  • Trash the Set: The Last Visit takes place two weeks before Blackwood Manor is set to be demolished, and burglars have completely ransacked the house since Michael left, leaving nothing but broken furniture and graffiti.
  • Twist Ending: You think the potential curse from the African mask was the only thing weird about Blackwood Manor? Nope. Turns out there's a deformed monster in the mansion.
  • The Unseen: The mailman who delivers the correspondence to Blackwood Manor, and Mr. Electrician.
  • Viewers Are Geniuses: There is an empty bottle of Thalidomide visible in the master's bedroom; during Last Visit the player character can make a comment on this. That drug is known to both ease morning pains for women, but also causes birth defects. This fits with the description in the newspaper of how Catherine was suffering pains in her stomach during pregnancy, and how Robin shows nightmarishly severe malformations.
  • The Voice: Michael's real estate manager, Jerry Carter and all of the other characters as none are ever seen. Except one at the very end...
    • You also see the lower body of Christopher Milton at the end of Last Visit.
  • When It Rains, It Pours: So much that the storm on Sunday is even hitting where Jerry is and many roads are closed, much to Michael's surprise.
  • Writing Indentation Clue: Michael uses the pencil trick to reveal a letter from the former house maid, Eva Mariani.
  • Your Princess Is in Another Castle!: The Director's Cut features an additional chapter: Last Visit set after the events of the game.

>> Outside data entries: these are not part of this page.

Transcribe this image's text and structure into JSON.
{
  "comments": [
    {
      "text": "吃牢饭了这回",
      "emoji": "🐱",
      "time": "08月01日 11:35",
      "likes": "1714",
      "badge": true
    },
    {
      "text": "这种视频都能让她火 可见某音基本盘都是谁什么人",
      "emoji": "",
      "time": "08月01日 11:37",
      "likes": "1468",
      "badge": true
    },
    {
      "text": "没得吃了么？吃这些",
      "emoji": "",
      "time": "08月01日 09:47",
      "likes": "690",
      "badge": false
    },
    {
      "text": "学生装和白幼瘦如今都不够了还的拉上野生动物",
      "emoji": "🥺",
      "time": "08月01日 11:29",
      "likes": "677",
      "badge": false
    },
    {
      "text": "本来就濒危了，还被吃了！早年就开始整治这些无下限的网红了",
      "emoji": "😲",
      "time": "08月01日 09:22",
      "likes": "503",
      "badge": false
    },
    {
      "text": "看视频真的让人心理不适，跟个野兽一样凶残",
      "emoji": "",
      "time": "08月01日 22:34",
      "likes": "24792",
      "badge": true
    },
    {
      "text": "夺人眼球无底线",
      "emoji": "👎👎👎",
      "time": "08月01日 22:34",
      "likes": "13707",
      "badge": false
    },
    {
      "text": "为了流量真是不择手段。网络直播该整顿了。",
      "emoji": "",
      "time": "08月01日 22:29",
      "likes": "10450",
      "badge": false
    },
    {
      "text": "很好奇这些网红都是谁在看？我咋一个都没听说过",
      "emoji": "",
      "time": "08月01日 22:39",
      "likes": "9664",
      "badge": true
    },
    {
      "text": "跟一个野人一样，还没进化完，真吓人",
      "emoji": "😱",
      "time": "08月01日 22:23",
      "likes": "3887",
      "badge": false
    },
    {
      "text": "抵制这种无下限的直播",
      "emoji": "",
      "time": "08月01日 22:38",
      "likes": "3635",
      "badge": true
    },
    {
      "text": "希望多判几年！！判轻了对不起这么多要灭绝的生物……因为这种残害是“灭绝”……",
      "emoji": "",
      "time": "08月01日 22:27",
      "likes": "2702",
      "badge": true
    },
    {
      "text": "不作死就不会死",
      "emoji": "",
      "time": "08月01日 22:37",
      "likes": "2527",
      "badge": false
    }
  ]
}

This chapter invalidates the hidden secret ending from the original game.